Progressive Retinal Atrophy, Cone-Rod Dystrophy 3 (Glen of Imaal Terrier Type)

Other Names: PRA-crd3
Affected Genes: ADAM9
Inheritance: Autosomal Recessive
Mutation: chr16:26431182-26471957 (canFam3): 40 kb deletion
Blood Sample Required and 3-4 Week Processing Time from Sample Receipt

Add To Cart Search Tests

Common Symptoms

Progressive retinal Atrophy, cone-Rod dystrophy 3 (PRA-crd3) is an adult-onset inherited eye disease affecting Glen of Imaal Terriers. PRA-crd3 occurs as a result of degeneration of both rod and cone type Photoreceptor Cells of the Retina, which are important for vision in dim and bright light, respectively. Affected dogs initially have changes in reflectivity and appearance of a structure behind the retina called the Tapetum that is typically observed on a veterinary eye exam at 3 years of age. Between 3 and 5 years of age affected dogs show signs of vision loss in dim light (night blindness) and loss of peripheral vision. Gradually visual deficits progress to complete vision loss over several years.

Breed-Specific Information for the Glen of Imaal Terrier

The Mutation of the ADAM9 gene associated with PRA-crd3 has been identified in Glen of Imaal Terriers, although its overall frequency in this breed is unknown.

Testing Tips

Genetic testing of the ADAM9 gene in Glen of Imaal Terriers will reliably determine whether a dog is a genetic Carrier of PRA-crd3. PRA-crd3 is inherited in an Autosomal Recessive manner in dogs meaning that they must receive two copies of the mutated gene (one from each parent) to develop the disease. In general, carrier dogs do not have features of the disease but when bred with another carrier of the same Mutation, there is a risk of having affected pups. Each pup that is born to this pairing has a 25% chance of inheriting the disease and a 50% chance of inheriting one copy and being a carrier of the ADAM9 gene mutation. Reliable genetic testing is important for determining breeding practices. Because symptoms do not appear until adulthood, genetic testing should be performed before breeding. In order to eliminate this mutation from breeding lines and to avoid the potential of producing affected pups, breeding of known carriers to each other is not recommended. Glen of Imaal Terriers that are not found to have this specific mutation have no increased risk of having affected pups. However, because there are multiple types of progressive retinal Atrophy caused by mutations in other genes, a normal result in ADAM9 does not exclude progressive retinal atrophy in a pedigree.

There may be other causes of this condition in dogs and a normal result does not exclude a different mutation in this gene or any other gene that may result in a similar genetic disease or trait.

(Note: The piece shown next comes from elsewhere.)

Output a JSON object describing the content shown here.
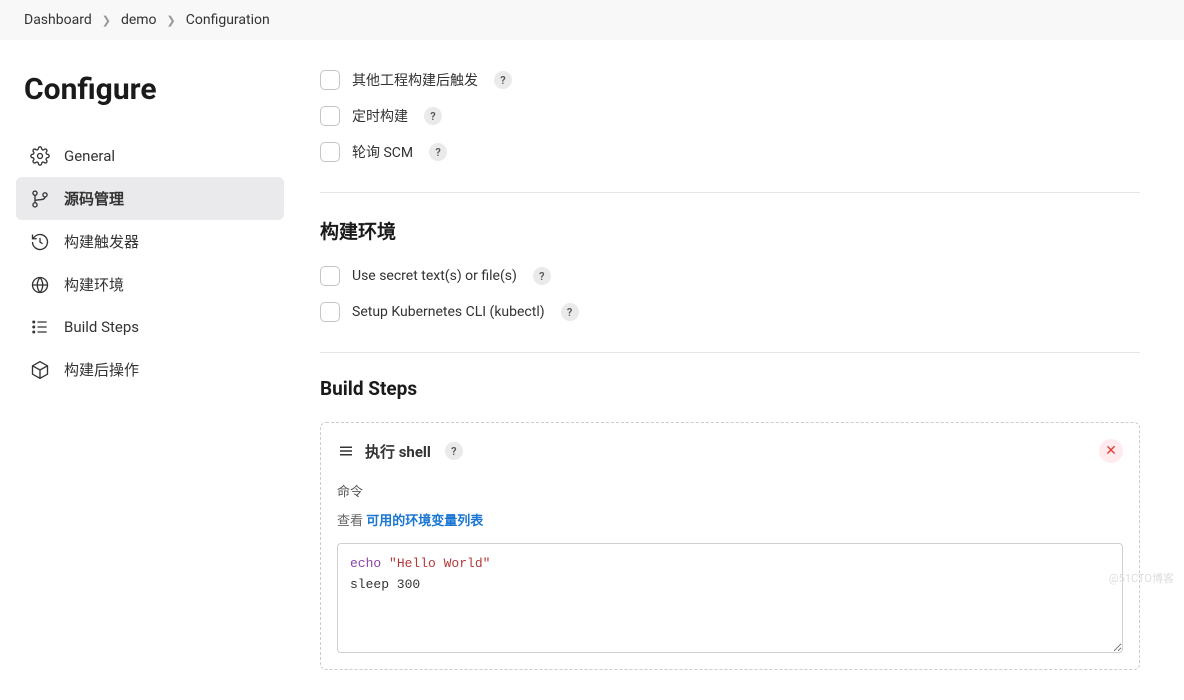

  • Goldstein O, Mezey JG, Boyko AR, Gao C, Wang W, Bustamante CD, Anguish LJ, Jordan JA, Pearce-Kelling SE, Aguirre GD, Acland GM. An ADAM9 mutation in canine cone-rod dystrophy 3 establishes homology with human cone-rod dystrophy 9. Mol Vis. 2010 Aug 11;16:1549-69. [PubMed: 20806078]
  • Kropatsch R, Petrasch-Parwez E, Seelow D, Schlichting A, Gerding WM, Akkad DA, Epplen JT, Dekomien G. Generalized progressive retinal atrophy in the Irish Glen of Imaal Terrier is associated with a deletion in the ADAM9 gene. Mol Cell Probes. 2010 Dec;24(6):357-63. [PubMed: 20691256]